George Foreman’s crushing right uppercut connected for the first time in Round 1 and, suddenly, the heavyweight champion of the world was on the canvas. At ringside, the shocking sight sent Howard Cosell into a frenzy.
“Down goes Frazah! Down goes Frazah! Down goes Frazah!” Cosell screamed into his ABC television microphone.
Across the ring, Foreman was thinking one thing: Please don’t let Joe Frazier get up.
“I saw him get up and I said to myself, ‘Oh boy, he’s going to get me now,” Foreman recalled Tuesday. “You didn’t want him getting up, and you really didn’t want him getting up mad.”
Get up Frazier did, only to go down again and again. Six times in all before the bell could sound to end the second round.
Yet there he was still, out on his feet but still upright and ready for more. Frazier wasn’t going to surrender his heavyweight title until the referee mercifully put an end to the carnage in Jamaica.

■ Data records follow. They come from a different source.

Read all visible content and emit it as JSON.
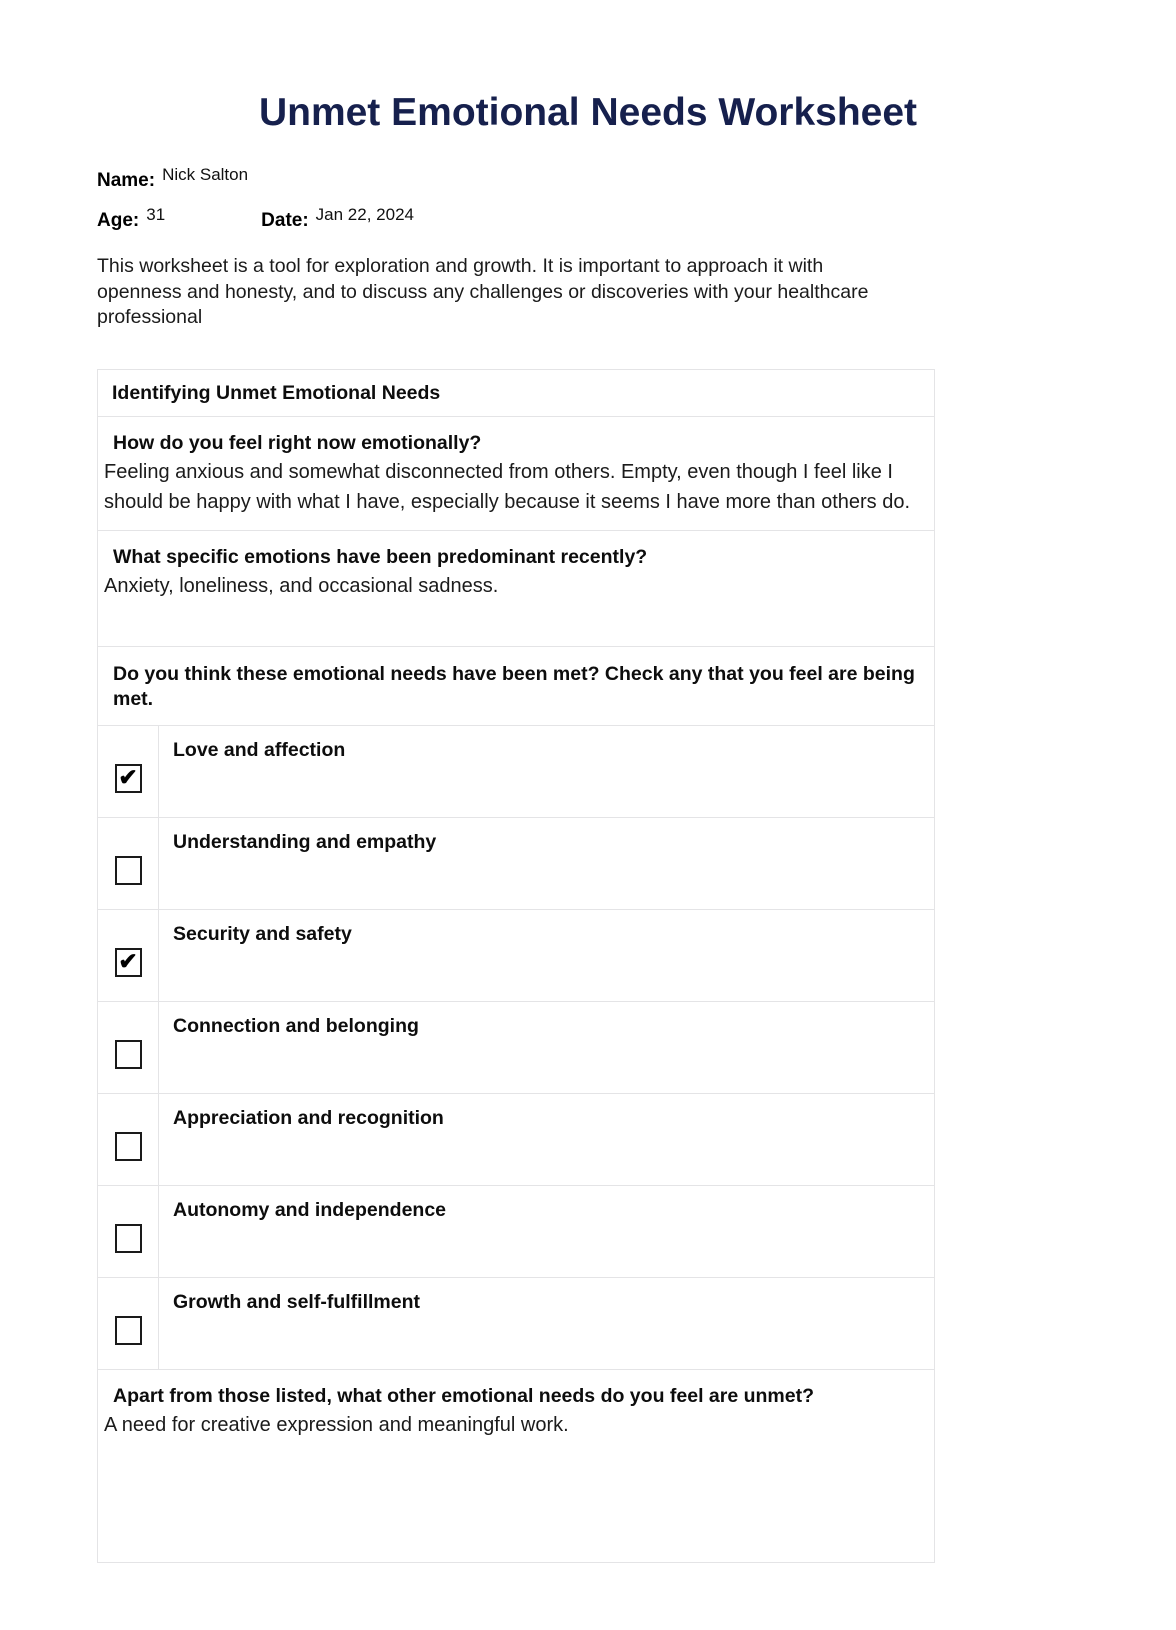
{
  "document": {
    "title": "Unmet Emotional Needs Worksheet",
    "title_color": "#16204d"
  },
  "identity": {
    "name_label": "Name:",
    "name_value": "Nick Salton",
    "age_label": "Age:",
    "age_value": "31",
    "date_label": "Date:",
    "date_value": "Jan 22, 2024"
  },
  "intro": {
    "text": "This worksheet is a tool for exploration and growth. It is important to approach it with openness and honesty, and to discuss any challenges or discoveries with your healthcare professional"
  },
  "section": {
    "header": "Identifying Unmet Emotional Needs",
    "questions": [
      {
        "question": "How do you feel right now emotionally?",
        "answer": "Feeling anxious and somewhat disconnected from others. Empty, even though I feel like I should be happy with what I have, especially because it seems I have more than others do."
      },
      {
        "question": "What specific emotions have been predominant recently?",
        "answer": "Anxiety, loneliness, and occasional sadness."
      }
    ],
    "checklist_prompt": "Do you think these emotional needs have been met? Check any that you feel are being met.",
    "checklist": [
      {
        "label": "Love and affection",
        "checked": true,
        "mark": "✔"
      },
      {
        "label": "Understanding and empathy",
        "checked": false,
        "mark": "✔"
      },
      {
        "label": "Security and safety",
        "checked": true,
        "mark": "✔"
      },
      {
        "label": "Connection and belonging",
        "checked": false,
        "mark": "✔"
      },
      {
        "label": "Appreciation and recognition",
        "checked": false,
        "mark": "✔"
      },
      {
        "label": "Autonomy and independence",
        "checked": false,
        "mark": "✔"
      },
      {
        "label": "Growth and self-fulfillment",
        "checked": false,
        "mark": "✔"
      }
    ],
    "final_question": {
      "question": "Apart from those listed, what other emotional needs do you feel are unmet?",
      "answer": "A need for creative expression and meaningful work."
    }
  }
}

“Joe Frazier wouldn’t back away from King Kong,” Foreman said. “Joe Frazier was one brave man.”
Brave enough to take on the fearsome and much bigger Foreman in a fight he seemed destined to lose. Brave enough to hand Muhammad Ali his first loss and then almost fight to the death with him in the Philippines.
But that’s what Frazier was. An undersized warrior who didn’t know how to back down. A fighter to the core.
Understand that, and you understood Joe Frazier.
He kept getting up when Foreman knocked him down. He kept trying to fight Ali even though one eye was swollen shut and he couldn’t see out of the other.
And he kept fighting for his rightful place in history until his death Monday night at age 67.
“His pride and dignity made him fight to the end,” Don King said. “Joe never forgave Muhammad Ali for what he did to him, but Joe Frazier proved that he wasn’t only a great fighter but a great man.”
I spent some time talking to Frazier earlier this year as he reminisced about his career and his life. The 40th anniversary of the Fight of the Century was looming, and Frazier was more than happy to talk about a memorable night long past.
No one in Madison Square Garden that night, it seemed, wanted him to beat Muhammad Ali.
But the fans that night saw Frazier do what no man had done before – beat the great Ali.
“I can’t go nowhere where it’s not mentioned,” Frazier said. “That was the greatest thing that ever happened in my life.”
Ali found a way to beat him in their final two fights, including a fight so epic that boxing people simply shake their heads when asked what happened at the Thrilla in Manila.
Ali put out a statement saying he would always remember Frazier with respect and admiration, something Frazier surely would have scoffed at.
“All he wanted to do was beat up Muhammad Ali one more time,” Foreman said. “Maybe someday in heaven he’ll have a chance to do it.”